Gyms for the super rich leave me breathless with rage
Much like Groucho Marx, I don’t want to belong to any club that would accept me as a member. Which is an easy motto to live by when you have no social life, like to be asleep by 9pm, and last had an alcoholic drink in another decade – less so if you happen to be a young, thrusting type with hopes, dreams and a desire for a strong negroni.
Still, I am happy I no longer fit into the latter category, as I did in my 20s and 30s, when it was impossible to go for a drink in London after 11pm without first saying a code word to the man on the door to signify that you were a founding member (I was never any kind of member).
It really is such a relief to enter a period of life where the only institutions I need to worry about joining are the National Trust and the Fitness First gym above Clapham Junction train station (£69 a month with a 12-month minimum contract, thank you very much). Or so I thought. Because now I learn that even the humble gym is being subjected to the same members’ club rubbish that has afflicted bars since the 1990s.
According to reports in The New York Times, there is a new trend in well-being: that of the fitness centre that requires an interview and a referral before any of the gatekeepers get to decide if you are worthy enough to pay the eye-wateringly expensive membership fee.
First there is Heimat, a gym in Los Angeles that is extremely discerning when it comes to deciding who can workout inside it. “We are not looking to bring in people who keep to themselves and don’t see the value of mingling with like-minded people,” explained Sebastian Schoepe, CEO of the company that owns the gym.
He added that they didn’t want people who “look at a gym as a selfie opportunity, a place solely dedicated to performance-oriented training or a workout that needs to be done.” At Heimat, as in many of these other “super” gyms, you are clearly supposed to burn just as many calories networking as you are strength training.
Meanwhile, in New York and London you can find the Equinox chain of gyms, where you are unlikely to find a plaster floating in any of the luxury saltwater lap pools. Then there’s KX, in Chelsea (of course), where you can follow up a yoga class with a skincare treatment for as little as £575 a month (Botox not included).
And if you want your gym to feature quartz lamps that apparently kill 99.9 per cent of biological contaminants – sorry, I don’t think that includes the bloke grunting on the treadmill next to you – then you better head to Third Space in Soho and Canary Wharf, where there are also hypoxic chambers should you be considering climbing Mount Everest.
Just browsing the websites of these “super gyms” leaves me breathless with rage.

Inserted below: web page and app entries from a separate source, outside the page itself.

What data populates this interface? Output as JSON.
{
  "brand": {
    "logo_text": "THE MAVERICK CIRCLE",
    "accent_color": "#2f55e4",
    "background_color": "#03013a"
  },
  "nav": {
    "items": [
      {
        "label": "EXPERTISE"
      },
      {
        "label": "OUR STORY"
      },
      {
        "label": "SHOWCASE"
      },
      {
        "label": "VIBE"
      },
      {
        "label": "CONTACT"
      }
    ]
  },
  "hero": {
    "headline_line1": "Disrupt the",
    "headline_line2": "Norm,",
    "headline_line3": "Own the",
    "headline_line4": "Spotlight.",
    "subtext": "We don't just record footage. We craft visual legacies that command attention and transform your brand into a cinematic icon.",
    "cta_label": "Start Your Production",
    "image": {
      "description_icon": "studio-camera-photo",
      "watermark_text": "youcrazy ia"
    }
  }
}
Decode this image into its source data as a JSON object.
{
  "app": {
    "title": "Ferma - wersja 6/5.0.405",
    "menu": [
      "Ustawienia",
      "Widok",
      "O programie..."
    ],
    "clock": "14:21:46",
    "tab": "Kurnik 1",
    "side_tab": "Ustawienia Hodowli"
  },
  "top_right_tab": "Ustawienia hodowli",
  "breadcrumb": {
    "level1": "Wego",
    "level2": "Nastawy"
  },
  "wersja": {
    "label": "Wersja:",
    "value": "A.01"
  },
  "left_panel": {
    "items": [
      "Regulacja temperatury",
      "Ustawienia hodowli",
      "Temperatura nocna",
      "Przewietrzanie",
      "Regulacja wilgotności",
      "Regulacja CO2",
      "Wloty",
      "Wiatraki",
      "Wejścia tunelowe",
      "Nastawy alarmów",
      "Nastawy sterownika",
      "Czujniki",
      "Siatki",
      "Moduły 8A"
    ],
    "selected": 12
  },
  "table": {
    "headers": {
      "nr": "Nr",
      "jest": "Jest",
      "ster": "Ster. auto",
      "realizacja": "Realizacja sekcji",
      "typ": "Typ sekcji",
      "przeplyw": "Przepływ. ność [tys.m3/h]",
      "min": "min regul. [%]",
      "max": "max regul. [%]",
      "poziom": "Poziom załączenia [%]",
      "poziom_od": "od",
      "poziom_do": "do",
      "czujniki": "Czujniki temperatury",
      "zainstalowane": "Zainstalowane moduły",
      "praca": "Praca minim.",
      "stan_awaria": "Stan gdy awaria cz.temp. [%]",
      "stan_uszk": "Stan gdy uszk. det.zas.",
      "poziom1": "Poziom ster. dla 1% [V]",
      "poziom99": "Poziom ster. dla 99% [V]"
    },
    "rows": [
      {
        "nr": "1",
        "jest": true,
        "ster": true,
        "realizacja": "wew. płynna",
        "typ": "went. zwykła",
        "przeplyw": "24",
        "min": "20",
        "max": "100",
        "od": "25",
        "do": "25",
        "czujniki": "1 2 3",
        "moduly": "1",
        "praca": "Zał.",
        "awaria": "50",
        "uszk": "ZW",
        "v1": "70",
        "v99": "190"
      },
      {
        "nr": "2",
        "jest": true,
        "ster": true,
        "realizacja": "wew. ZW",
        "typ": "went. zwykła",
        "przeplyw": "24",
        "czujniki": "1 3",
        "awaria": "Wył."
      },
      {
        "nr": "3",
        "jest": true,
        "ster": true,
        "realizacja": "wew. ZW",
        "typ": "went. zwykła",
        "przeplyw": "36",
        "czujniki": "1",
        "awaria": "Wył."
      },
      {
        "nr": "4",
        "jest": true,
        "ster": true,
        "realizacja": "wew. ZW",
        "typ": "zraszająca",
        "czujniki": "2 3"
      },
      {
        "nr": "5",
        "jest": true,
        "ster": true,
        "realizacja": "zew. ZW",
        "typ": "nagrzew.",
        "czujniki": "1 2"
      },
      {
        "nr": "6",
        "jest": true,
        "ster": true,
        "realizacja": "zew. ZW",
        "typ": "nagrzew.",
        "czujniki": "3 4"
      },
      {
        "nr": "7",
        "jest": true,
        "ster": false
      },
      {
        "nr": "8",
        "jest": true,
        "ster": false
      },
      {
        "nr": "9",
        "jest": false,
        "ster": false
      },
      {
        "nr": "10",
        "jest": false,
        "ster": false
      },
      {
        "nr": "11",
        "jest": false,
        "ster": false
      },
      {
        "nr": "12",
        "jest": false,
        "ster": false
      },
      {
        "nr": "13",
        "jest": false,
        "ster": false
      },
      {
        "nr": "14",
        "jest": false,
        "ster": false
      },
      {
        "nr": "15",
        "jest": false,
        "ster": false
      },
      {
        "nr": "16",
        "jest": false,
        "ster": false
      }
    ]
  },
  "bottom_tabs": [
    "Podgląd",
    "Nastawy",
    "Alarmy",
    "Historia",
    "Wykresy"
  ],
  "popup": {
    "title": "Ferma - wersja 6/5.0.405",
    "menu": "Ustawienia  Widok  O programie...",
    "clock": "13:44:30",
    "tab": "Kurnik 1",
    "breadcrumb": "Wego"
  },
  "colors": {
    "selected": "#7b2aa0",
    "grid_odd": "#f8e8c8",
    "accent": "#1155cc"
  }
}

I’m fine with the super-rich taking all the yachts and the private jets and the big houses with iceberg basements, but must they also try and take exercise too? The cult of the fitness influencer has already turned exercise into an elite sport in its own right, where everything is about macros, pace, and how much weight you can lift in the gym.
But while exercise can be all these things, it is also a tonic for the soul, not to mention the heart, and has been the single biggest factor in improving my well-being. My other, non-Groucho Marx motto is this: give an hour of your day to exercise, and it will give you 23 back.
But it wasn’t always this way. I used to see exercise as a sort of punishment. I used to think that the only people entitled to it were athletes with a resting heart rate of 42 and a wardrobe full of Lululemon lycra. I thought that if I tried exercise, everyone would laugh at me, and tell me to go to Burger King instead.
It was only through deep despair caused by mental illness that I was forced to prove myself wrong. Two marathons, one triathlon and God knows how many kilometres of swimming and walking later, I am happy to report that exercise is for absolutely everyone, whatever your shape or size or perceived fitness ability. And if the rich used their money to spread the message of exercise, rather than playing gatekeeper to it, the country would be a far happier, healthier place.
Perhaps we should be glad that the uber-wealthy are all holed up in their super gyms, paying hundreds of pounds a month for someone to mop their brow and then inject Botox into it. It at least means that the rest of us can get on with the joyous experience of working out in public parks, for free, without worrying that some businessman wearing several thousand pounds’ worth of workout gear is going to stop us to point out that our form isn’t quite right.
Indeed, the best type of exercise I can think of is to run away, at great speed, from these sinister sounding super gyms. Now that will get the blood pumping, and the endorphins soaring.